Close

A note on cookies

We use cookies to improve your experience of our website. If you want to find out more see our Privacy Policy

Menu
People menu

Dr Urszula McClurg

MSc, PhD

Tenure Track Fellow

Department Institute of Integrative Biology
Location University of Liverpool
Telephone  0151 795 7735
Email  urszula.mcclurg@liverpool.ac.uk
Homepage  https://www.liverpool.ac.uk/integrative-biology/staff...

https://orcid.org/0000-0003-2631-4174

Research Keywords

cancer, meiosis, centrosome, synaptonemal complex, cell division

Research Interests

Meiosis is a process of cell division employed for the production of gametes. During meiosis four daughter cells with single copies of chromosomes are produced. For successful meiotic cell division to occur the gamete needs to polarise and produce an unequal division spindle plane. In mitosis this is done by the centrosomes  locating to two poles of the cell to allow for the division of chromosomes. However, in meiosis it was believed that centrosomes dissipate in prophase  accompanied by the loss of centrioles and formation of multiple microtubule organising centres (MTOCs) that are involved in spindle assembly. Recent studies questioned these observations and reported that centriole remnants persist in fully grown oocytes. We have also observed that centrin-rich structures surrounded by pericentriolar proteins can be observed at all stages of meiosis.

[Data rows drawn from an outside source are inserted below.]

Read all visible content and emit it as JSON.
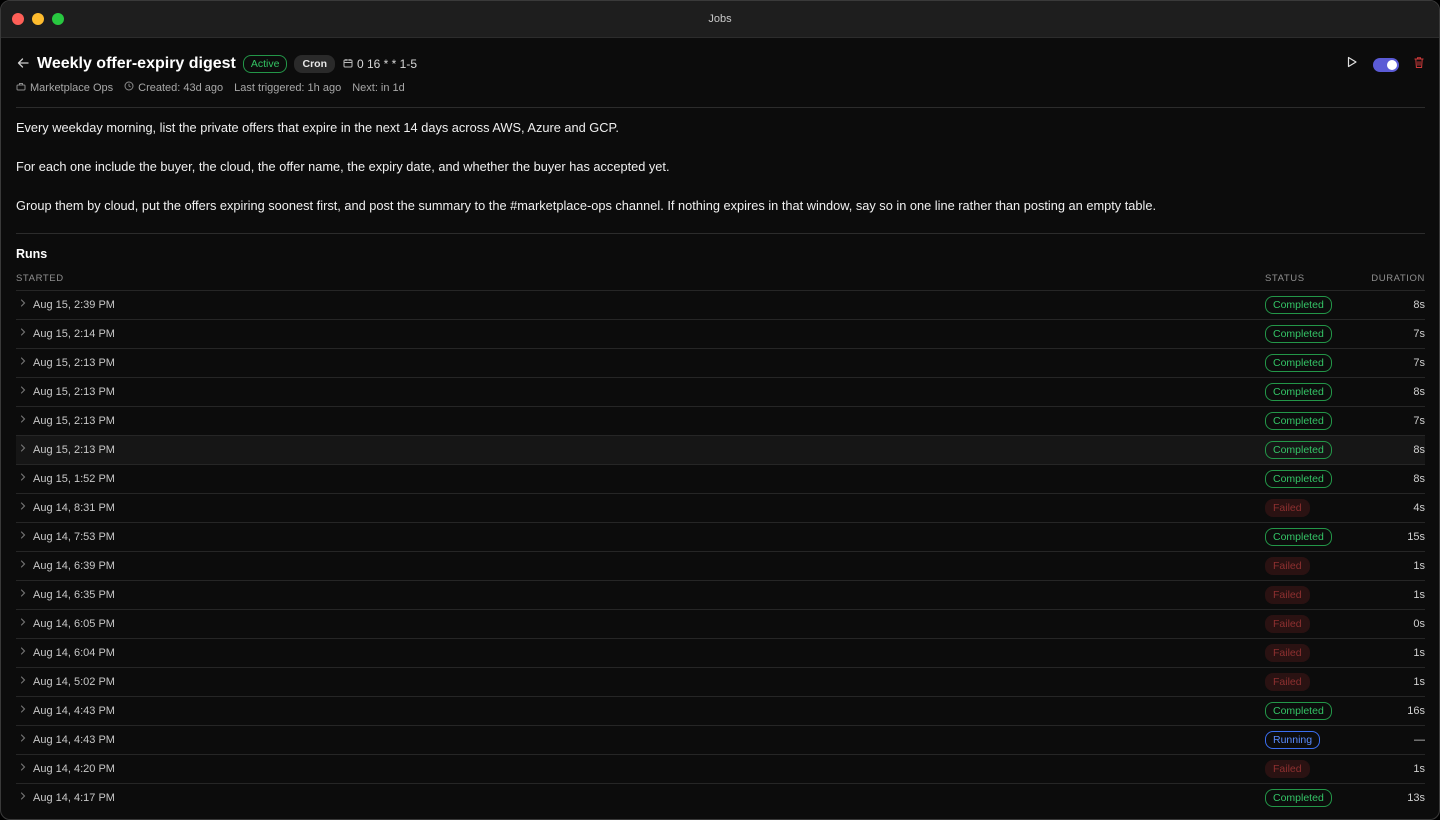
{
  "window": {
    "title": "Jobs"
  },
  "job": {
    "title": "Weekly offer-expiry digest",
    "state_badge": "Active",
    "trigger_badge": "Cron",
    "cron_expression": "0 16 * * 1-5",
    "meta": {
      "owner": "Marketplace Ops",
      "created": "Created: 43d ago",
      "last_triggered": "Last triggered: 1h ago",
      "next": "Next: in 1d"
    },
    "enabled": true,
    "description": [
      "Every weekday morning, list the private offers that expire in the next 14 days across AWS, Azure and GCP.",
      "For each one include the buyer, the cloud, the offer name, the expiry date, and whether the buyer has accepted yet.",
      "Group them by cloud, put the offers expiring soonest first, and post the summary to the #marketplace-ops channel. If nothing expires in that window, say so in one line rather than posting an empty table."
    ]
  },
  "runs": {
    "title": "Runs",
    "columns": {
      "started": "STARTED",
      "status": "STATUS",
      "duration": "DURATION"
    },
    "rows": [
      {
        "started": "Aug 15, 2:39 PM",
        "status": "Completed",
        "duration": "8s"
      },
      {
        "started": "Aug 15, 2:14 PM",
        "status": "Completed",
        "duration": "7s"
      },
      {
        "started": "Aug 15, 2:13 PM",
        "status": "Completed",
        "duration": "7s"
      },
      {
        "started": "Aug 15, 2:13 PM",
        "status": "Completed",
        "duration": "8s"
      },
      {
        "started": "Aug 15, 2:13 PM",
        "status": "Completed",
        "duration": "7s"
      },
      {
        "started": "Aug 15, 2:13 PM",
        "status": "Completed",
        "duration": "8s"
      },
      {
        "started": "Aug 15, 1:52 PM",
        "status": "Completed",
        "duration": "8s"
      },
      {
        "started": "Aug 14, 8:31 PM",
        "status": "Failed",
        "duration": "4s"
      },
      {
        "started": "Aug 14, 7:53 PM",
        "status": "Completed",
        "duration": "15s"
      },
      {
        "started": "Aug 14, 6:39 PM",
        "status": "Failed",
        "duration": "1s"
      },
      {
        "started": "Aug 14, 6:35 PM",
        "status": "Failed",
        "duration": "1s"
      },
      {
        "started": "Aug 14, 6:05 PM",
        "status": "Failed",
        "duration": "0s"
      },
      {
        "started": "Aug 14, 6:04 PM",
        "status": "Failed",
        "duration": "1s"
      },
      {
        "started": "Aug 14, 5:02 PM",
        "status": "Failed",
        "duration": "1s"
      },
      {
        "started": "Aug 14, 4:43 PM",
        "status": "Completed",
        "duration": "16s"
      },
      {
        "started": "Aug 14, 4:43 PM",
        "status": "Running",
        "duration": "—"
      },
      {
        "started": "Aug 14, 4:20 PM",
        "status": "Failed",
        "duration": "1s"
      },
      {
        "started": "Aug 14, 4:17 PM",
        "status": "Completed",
        "duration": "13s"
      }
    ]
  },
  "colors": {
    "completed": "#34c466",
    "failed": "#8e3030",
    "running": "#5a8cff",
    "toggle_on": "#5b5bd6",
    "delete": "#d03a3a"
  },
  "icons": {
    "back": "arrow-left-icon",
    "schedule": "calendar-icon",
    "owner": "team-icon",
    "created": "clock-icon",
    "run": "play-icon",
    "delete": "trash-icon",
    "expand": "chevron-right-icon"
  }
}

My group is focused on the process of transition from meiosis to mitosis. The process of somatic cell division requires both the synthesis of the centrosomes and the accurate and specific silencing of meiotic genes when cells transition to mitosis. Remarkably, the specific mechanisms of meiotic silencing are very poorly understood. Furthermore, evidence now exists that failure of this silencing process is common in cancer and we found that some of these abberantly re-expressed proteins are responsible for meiotic centrosome-like structures.

Our main research interests are:

1. To determine how meiotic genes are specifically silenced and how is this silencing coordinated between 46 chromosomes.

2. To identify molecular mechanisms responsible for the failure of silencing and the re-expression of meiotic proteins in cancer.

3. To determine the origin of mitotic centrosomes.

TBC

TBC

^ Back to Top